The report was ostensibly written by five former NATO generals, including Britain's Lord Inge, the chairman of Aegis Defence Services.However, a postscript adds that "to assist in the writing process, the authors were joined by Benjamin Bilski, who lectures in philosophy at the Faculty of Law of the University of Leiden in the Netherlands; and by Douglas Murray, an author and Director of the Centre for Social Cohesion in Westminster."
Douglas Murray happens to be the author of Neoconservatism - Why We Need It, so it's not surprising that the report reiterates familar neocon themes:

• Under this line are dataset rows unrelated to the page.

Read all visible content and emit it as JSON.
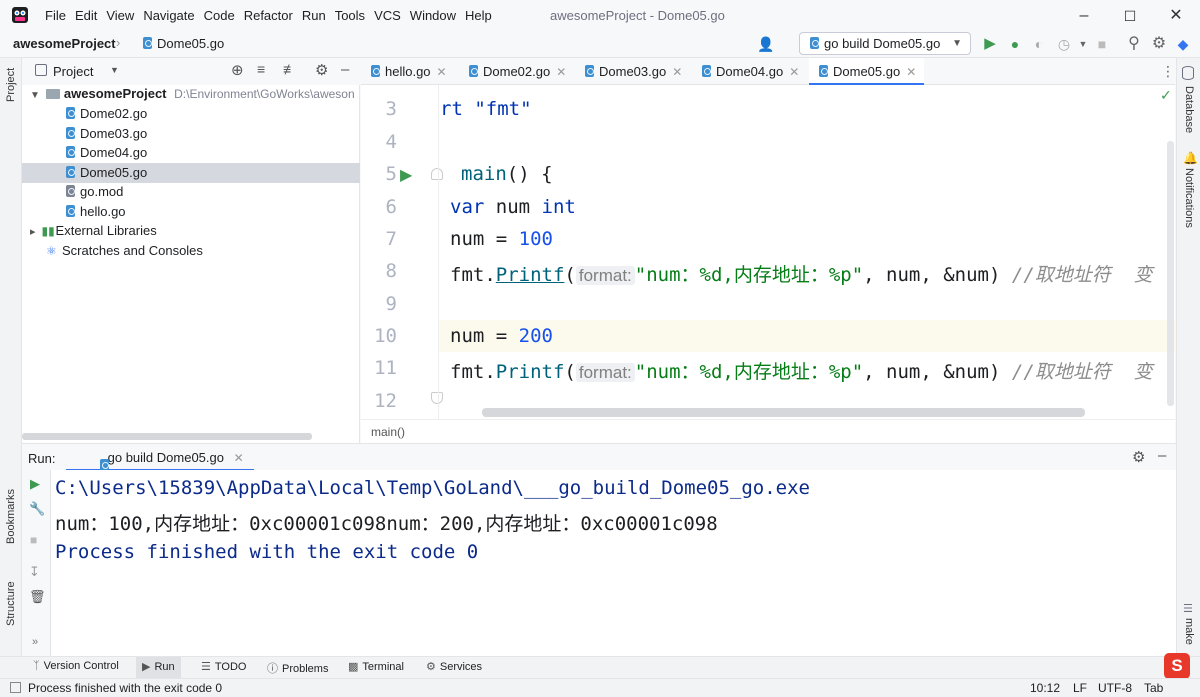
{
  "app": {
    "window_title": "awesomeProject - Dome05.go",
    "menu": [
      "File",
      "Edit",
      "View",
      "Navigate",
      "Code",
      "Refactor",
      "Run",
      "Tools",
      "VCS",
      "Window",
      "Help"
    ]
  },
  "nav": {
    "project": "awesomeProject",
    "file": "Dome05.go",
    "run_config": "go build Dome05.go"
  },
  "project_panel": {
    "title": "Project",
    "root_name": "awesomeProject",
    "root_path": "D:\\Environment\\GoWorks\\aweson",
    "files": [
      "Dome02.go",
      "Dome03.go",
      "Dome04.go",
      "Dome05.go",
      "go.mod",
      "hello.go"
    ],
    "external": "External Libraries",
    "scratches": "Scratches and Consoles"
  },
  "editor": {
    "tabs": [
      "hello.go",
      "Dome02.go",
      "Dome03.go",
      "Dome04.go",
      "Dome05.go"
    ],
    "line_numbers": [
      "3",
      "4",
      "5",
      "6",
      "7",
      "8",
      "9",
      "10",
      "11",
      "12"
    ],
    "hint": "format:",
    "breadcrumb": "main()"
  },
  "code": {
    "l3": "rt \"fmt\"",
    "l5_kw": "main",
    "l5_rest": "() {",
    "l6_kw": "var",
    "l6_mid": " num ",
    "l6_type": "int",
    "l7_a": "num = ",
    "l7_n": "100",
    "l8_fn": "fmt.",
    "l8_call": "Printf",
    "l8_open": "(",
    "l8_str": "\"num：%d,内存地址：%p\"",
    "l8_args": ", num, &num) ",
    "l8_cmt": "//取地址符  变",
    "l10_a": "num = ",
    "l10_n": "200",
    "l11_fn": "fmt.",
    "l11_call": "Printf",
    "l11_open": "(",
    "l11_str": "\"num：%d,内存地址：%p\"",
    "l11_args": ", num, &num) ",
    "l11_cmt": "//取地址符  变"
  },
  "run": {
    "label": "Run:",
    "tab": "go build Dome05.go",
    "lines": [
      "C:\\Users\\15839\\AppData\\Local\\Temp\\GoLand\\___go_build_Dome05_go.exe",
      "num：100,内存地址：0xc00001c098num：200,内存地址：0xc00001c098",
      "Process finished with the exit code 0"
    ]
  },
  "side": {
    "left": [
      "Project",
      "Bookmarks",
      "Structure"
    ],
    "right": [
      "Database",
      "Notifications",
      "make"
    ]
  },
  "bottom_tools": [
    "Version Control",
    "Run",
    "TODO",
    "Problems",
    "Terminal",
    "Services"
  ],
  "status": {
    "message": "Process finished with the exit code 0",
    "position": "10:12",
    "line_sep": "LF",
    "encoding": "UTF-8",
    "indent": "Tab"
  },
  "colors": {
    "accent": "#3574f0",
    "run_green": "#3d9a50",
    "console_blue": "#0b2a8a"
  }
}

Concerning our capacities to assess and analyse threats and to predict behaviour or future events, another experience is that too much analysis is driven by our own Western logic – the problem of ‘mirroring’. That is, assuming rational behaviour on the basis of what we would do in a similar situation, rather than taking the opponent’s history, culture, behaviour and statements as a basis. Merely because we believe we are rational or well-intentioned does not make other actors so. In the Cold War, a rational opponent could be relied upon, to a large degree, to act in his own interests. Irrationality on a large scale, on the other hand, has become a feature of contemporary politics and geopolitics, and may include opponents acting suicidally against their own interests, because this would cause greater damage to the West. (p.79)
Neoconservative threat analysis ought to be a joke at this stage. These are the people that gave the world the Missile gap in the 60s, Team B in the 70s, The Terror Network in the 80s, and Saddam Hussein's WMD in the 21st Century.They were comprehensively wrong on every count, but apparently it's our fault for not listening to them:

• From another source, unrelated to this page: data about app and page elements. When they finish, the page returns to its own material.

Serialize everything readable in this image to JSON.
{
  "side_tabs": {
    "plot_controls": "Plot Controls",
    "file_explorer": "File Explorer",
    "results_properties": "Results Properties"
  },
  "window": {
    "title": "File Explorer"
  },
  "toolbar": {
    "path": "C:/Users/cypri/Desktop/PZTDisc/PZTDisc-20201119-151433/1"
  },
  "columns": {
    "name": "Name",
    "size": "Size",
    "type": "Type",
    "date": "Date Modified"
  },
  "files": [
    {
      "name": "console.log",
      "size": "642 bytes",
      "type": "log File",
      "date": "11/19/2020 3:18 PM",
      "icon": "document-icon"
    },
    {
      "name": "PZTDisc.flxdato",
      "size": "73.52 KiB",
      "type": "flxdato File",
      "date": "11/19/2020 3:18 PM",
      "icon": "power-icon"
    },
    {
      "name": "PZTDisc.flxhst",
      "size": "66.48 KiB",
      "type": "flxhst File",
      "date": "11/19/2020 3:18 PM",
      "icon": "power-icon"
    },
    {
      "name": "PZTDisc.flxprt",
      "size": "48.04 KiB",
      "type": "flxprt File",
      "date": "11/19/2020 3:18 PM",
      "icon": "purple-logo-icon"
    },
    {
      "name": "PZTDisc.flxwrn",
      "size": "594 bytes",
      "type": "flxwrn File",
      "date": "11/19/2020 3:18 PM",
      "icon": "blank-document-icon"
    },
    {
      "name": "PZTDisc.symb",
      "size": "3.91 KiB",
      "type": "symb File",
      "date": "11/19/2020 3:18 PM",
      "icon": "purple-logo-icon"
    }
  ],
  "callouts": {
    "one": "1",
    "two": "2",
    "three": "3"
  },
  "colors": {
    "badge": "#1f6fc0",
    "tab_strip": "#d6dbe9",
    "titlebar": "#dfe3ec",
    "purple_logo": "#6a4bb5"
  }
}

There are currently inadequate national and international capabilities to deal with these problems – and, more importantly, there is a lack of coordination among allies. There is, additionally, little public awareness, and thus little political will to address them. Such a lack of resolve is itself a vulnerability that increases risk.. The main reason for this attitude, from both the general public and their political leaders, is a heavy focus on social and domestic matters, and an unwillingness to face up to complex realities. Adequate institutional reform has only just begun in many Western countries, and it is still far from being accepted, let alone implemented. With the short attention span of the public, and the focus of politicians on little beyond the next election, it will be no small challenge to muster the necessary will to seriously tackle long-term challenges. This lack of awareness and political will has had strange results, not least in the flight towards the irrational, the condemnation of those who act, and praise of those who do nothing. (p.27)
For a fuller analysis of this alarming paper, which is due to be discussed at the NATO summit in April, see Paul Rogers at openDemocracy, and Moon of Alabama. The latter concludes:

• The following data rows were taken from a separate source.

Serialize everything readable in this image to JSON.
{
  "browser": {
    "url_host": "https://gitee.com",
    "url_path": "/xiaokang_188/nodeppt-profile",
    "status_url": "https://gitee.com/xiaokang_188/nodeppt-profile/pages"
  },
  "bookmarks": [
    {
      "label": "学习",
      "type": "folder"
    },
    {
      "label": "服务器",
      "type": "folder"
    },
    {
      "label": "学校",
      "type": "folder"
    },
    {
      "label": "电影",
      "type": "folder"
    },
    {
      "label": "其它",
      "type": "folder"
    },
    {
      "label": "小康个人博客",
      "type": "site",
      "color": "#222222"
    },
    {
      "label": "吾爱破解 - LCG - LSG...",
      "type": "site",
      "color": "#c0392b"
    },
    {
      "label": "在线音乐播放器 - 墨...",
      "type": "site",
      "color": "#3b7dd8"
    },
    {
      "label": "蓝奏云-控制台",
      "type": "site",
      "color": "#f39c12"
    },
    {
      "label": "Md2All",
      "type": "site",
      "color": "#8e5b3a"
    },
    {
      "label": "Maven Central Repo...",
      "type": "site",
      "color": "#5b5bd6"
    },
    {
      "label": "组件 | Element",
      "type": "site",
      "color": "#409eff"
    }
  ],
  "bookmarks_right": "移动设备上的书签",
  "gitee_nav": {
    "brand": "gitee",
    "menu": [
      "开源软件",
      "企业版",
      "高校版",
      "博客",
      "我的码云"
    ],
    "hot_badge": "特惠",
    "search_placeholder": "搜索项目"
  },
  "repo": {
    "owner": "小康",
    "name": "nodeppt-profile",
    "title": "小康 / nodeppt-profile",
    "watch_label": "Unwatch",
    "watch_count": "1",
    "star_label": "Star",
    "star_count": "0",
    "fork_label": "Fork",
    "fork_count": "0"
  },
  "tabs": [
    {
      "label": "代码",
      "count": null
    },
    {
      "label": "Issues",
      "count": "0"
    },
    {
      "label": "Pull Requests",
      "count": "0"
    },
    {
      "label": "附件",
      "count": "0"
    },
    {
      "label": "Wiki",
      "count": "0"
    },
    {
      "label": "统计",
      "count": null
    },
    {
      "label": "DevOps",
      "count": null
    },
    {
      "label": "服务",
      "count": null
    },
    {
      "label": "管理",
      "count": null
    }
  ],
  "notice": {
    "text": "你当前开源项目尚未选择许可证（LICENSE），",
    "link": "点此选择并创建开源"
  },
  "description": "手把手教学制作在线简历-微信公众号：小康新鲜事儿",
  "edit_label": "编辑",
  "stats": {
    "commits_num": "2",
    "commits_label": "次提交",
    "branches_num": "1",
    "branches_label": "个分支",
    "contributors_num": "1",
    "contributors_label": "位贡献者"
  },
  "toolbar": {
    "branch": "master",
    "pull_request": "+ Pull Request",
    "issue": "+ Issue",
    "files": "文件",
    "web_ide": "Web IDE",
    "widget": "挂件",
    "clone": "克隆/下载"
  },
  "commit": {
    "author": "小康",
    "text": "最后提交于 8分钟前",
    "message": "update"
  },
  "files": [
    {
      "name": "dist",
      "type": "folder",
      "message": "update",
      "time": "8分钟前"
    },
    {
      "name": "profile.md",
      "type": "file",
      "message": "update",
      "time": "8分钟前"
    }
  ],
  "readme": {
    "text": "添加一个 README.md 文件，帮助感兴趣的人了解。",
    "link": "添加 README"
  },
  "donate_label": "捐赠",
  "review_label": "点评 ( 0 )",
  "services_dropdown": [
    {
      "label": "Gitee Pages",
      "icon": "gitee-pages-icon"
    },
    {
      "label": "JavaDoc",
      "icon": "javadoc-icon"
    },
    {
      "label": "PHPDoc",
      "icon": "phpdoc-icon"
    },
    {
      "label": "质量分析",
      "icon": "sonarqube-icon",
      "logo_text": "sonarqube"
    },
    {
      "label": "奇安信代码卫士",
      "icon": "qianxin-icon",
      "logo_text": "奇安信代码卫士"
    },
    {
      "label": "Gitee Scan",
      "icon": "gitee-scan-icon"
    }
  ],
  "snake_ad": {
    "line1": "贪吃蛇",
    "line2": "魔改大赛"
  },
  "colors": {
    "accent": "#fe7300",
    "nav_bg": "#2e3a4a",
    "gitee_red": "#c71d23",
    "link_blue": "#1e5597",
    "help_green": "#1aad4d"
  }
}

A certain way to further proliferation of nuclear weapons is the threat of preemptive use of such against non-nuclear states. A certain way towards wider wars is NATO under "directorate" control dropping bombs wherever the "directorate" policies see advantage in doing so. And a certain way to madness is to get neoconned by this report.